Unfortunately I didn’t get to see it live, but thankfully I wasn’t at a pub, like The Banshee, which columnist Kevin Cullen of the Boston Globe describes in his article. I did, though, watch the second leg of the Ireland, France World Cup Qualifier match in it’s entirety on the internet earlier this week.
So, yes, I’ve seen the handball that French great Thierry Henry so undoubtedly committed, which in turn lead to William Gallas’ header, putting the France side even on the scoreboard, but ahead 2-1 on aggregate. Watching it over and over again, not cause I’m a fan of France, but an Irish supporter, one has to wonder if Henry is really to blame.
Can we really point fingers to a player who has been a class act his entire career? Thierry donated money to AIDS research and is a promoter of the Stand Up Speak Up, anti-racism campaign. The two-time FIFA Player of the Year’s simple act of reflex, albeit being an all-important one, was an action that millions of us would have done, like Henry, without even thinking about it.

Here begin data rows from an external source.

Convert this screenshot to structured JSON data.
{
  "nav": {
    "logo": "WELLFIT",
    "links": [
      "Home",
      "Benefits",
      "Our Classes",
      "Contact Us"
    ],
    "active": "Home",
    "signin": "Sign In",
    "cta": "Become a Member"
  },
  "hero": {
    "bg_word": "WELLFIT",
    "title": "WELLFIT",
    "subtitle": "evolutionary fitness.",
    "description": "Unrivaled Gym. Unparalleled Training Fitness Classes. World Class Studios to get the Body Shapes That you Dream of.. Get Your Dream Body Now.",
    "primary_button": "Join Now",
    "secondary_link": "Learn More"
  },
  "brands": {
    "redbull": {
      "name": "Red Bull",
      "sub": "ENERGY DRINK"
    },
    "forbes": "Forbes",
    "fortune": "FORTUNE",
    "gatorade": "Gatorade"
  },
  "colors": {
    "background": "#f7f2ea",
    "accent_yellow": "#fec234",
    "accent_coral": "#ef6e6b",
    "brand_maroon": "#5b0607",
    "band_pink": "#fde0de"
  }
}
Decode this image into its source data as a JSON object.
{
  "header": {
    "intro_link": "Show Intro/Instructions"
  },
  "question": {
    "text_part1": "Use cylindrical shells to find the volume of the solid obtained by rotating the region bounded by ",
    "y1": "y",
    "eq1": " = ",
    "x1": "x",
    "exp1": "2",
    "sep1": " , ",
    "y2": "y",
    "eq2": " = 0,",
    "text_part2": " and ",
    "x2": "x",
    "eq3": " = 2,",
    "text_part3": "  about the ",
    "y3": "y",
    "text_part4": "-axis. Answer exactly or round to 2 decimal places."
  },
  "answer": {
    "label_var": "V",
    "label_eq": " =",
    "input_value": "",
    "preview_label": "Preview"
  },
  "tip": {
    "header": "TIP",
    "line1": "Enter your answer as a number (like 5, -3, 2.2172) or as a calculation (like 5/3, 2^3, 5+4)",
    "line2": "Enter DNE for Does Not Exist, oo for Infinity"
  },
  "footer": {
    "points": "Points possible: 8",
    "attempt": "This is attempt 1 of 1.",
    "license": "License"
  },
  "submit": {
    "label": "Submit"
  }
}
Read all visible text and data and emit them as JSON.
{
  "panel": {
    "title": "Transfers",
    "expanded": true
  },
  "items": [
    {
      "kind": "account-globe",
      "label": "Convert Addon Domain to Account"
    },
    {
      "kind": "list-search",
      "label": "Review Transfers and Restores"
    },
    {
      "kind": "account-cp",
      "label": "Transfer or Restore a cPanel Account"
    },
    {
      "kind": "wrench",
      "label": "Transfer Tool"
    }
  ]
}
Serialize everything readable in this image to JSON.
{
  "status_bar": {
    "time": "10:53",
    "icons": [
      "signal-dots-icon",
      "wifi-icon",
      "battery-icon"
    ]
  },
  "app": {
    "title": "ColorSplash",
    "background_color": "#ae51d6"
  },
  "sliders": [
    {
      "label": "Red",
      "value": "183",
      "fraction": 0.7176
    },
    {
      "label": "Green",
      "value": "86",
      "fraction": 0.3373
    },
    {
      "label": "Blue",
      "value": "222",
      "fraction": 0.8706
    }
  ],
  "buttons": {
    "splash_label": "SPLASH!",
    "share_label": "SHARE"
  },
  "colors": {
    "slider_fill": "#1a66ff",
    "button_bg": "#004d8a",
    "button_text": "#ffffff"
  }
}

With the ball moving from his right-to-left, almost seemingly headed out-of-bounds, Henry, probably unconsciously stuck out his left hand to stop the ball and drop it at his feet. The rest is history, but the Irish, until earlier today, were hoping to erase that. The Football Association of Ireland wrote a formal petition to FIFA expressing their desire to have the game replayed. It’s a rarity, but it has happened before.
The thin line of optimism that the FAI had was dissipated today when FIFA made a statement declaring that “the result of the match cannot be changed and the match cannot be replayed. As is clearly mentioned in the Laws of the Game, during matches, decisions are taken by the referee and these decisions are final.”
After the match Henry apologized, but then turned the blame on someone who probably deserved most, if not all of it, the referee.
Swedish referee, Martin Hansson, missed the call and gave the boys in green their undeserved ticket back home. Swedish newspapers also mentioned the miss call and expressed their sympathy for Ireland and how the match ended.
One has to question the neglect of replays in matches. FIFA continues to neglect the topic even in crucial international competitions like the World Cup or even Champions League bouts. The question then arises how many times do incidents like this have to happen– dreams crushed and tensions created–until that terribly tedious, strenuous task of looking at a video replay to make things right finally get its place in soccer.
Editor’s Note: Since this column has been written Thierry Henry has come out and stated that he would like there to be a replay of the match. And Roy Keane has stated that Ireland supporters must get over the result and the penalty because the chance should have never occurred if the Irish had played proper defense in the penalty area.
Ryan Fleming is a contributing writer for The Soccer Guys. He can be reached at email@example.com. He also writes about the NHL on his other blog at www.rinksideview.wordpress.com.